According to the Life of Lieut.-Admiral de Ruyter by G. Grinnell- Milne the wounding of the admiral was kept secret not only from the French but from the ships of his own fleet (see p. 241). The wound was very serious, badly mangling his foot and breaking his shin. Captain Callenburgh took over command of the Eendraught when the admiral was wounded and conducted the battle with the admiral's advice, though he was prostrate. By 7 o'clock the French had been defeated and were fleeing. The Dutch gave chase by the light of the moon until 8 o'clock when an approaching storm required them to retire. There is nothing in the account in this book that the French knew that the Dutch admiral had been wounded.
The next morning the French headed for Calabria and Dutch decided to take shelter in the port of Syracuse.
Although at first it was thought he would survive, De Ruyter died of his wound about week after the battle, possibly of septicemia.

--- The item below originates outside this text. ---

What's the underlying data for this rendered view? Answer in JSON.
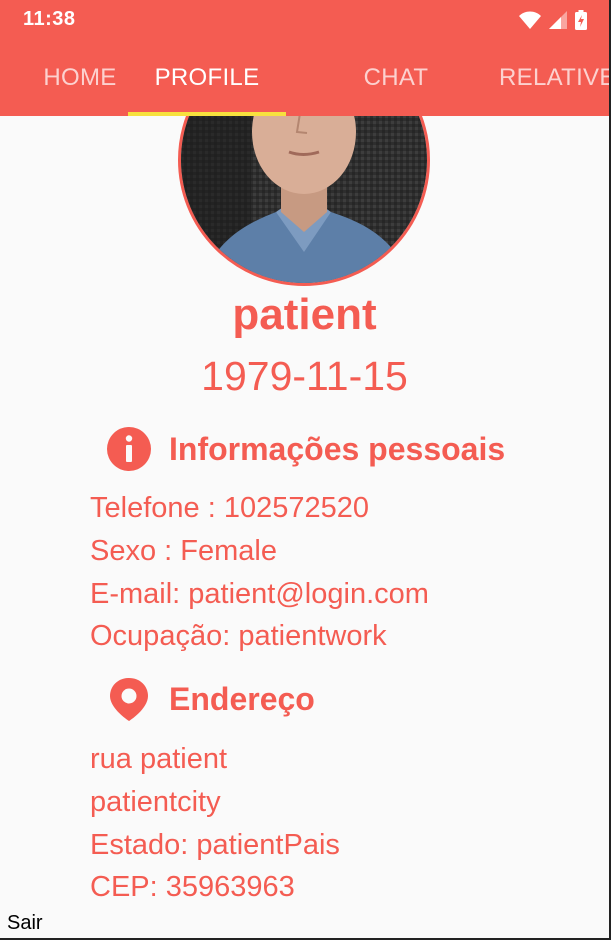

I also consulted the book "De Ruyter: Leven en daden naar berichten en afbeeldingen Van Tijdgenooten." by Michiel Adriaensz (1907) and the account in this book has no additional details over those given by Grinnell-Milne.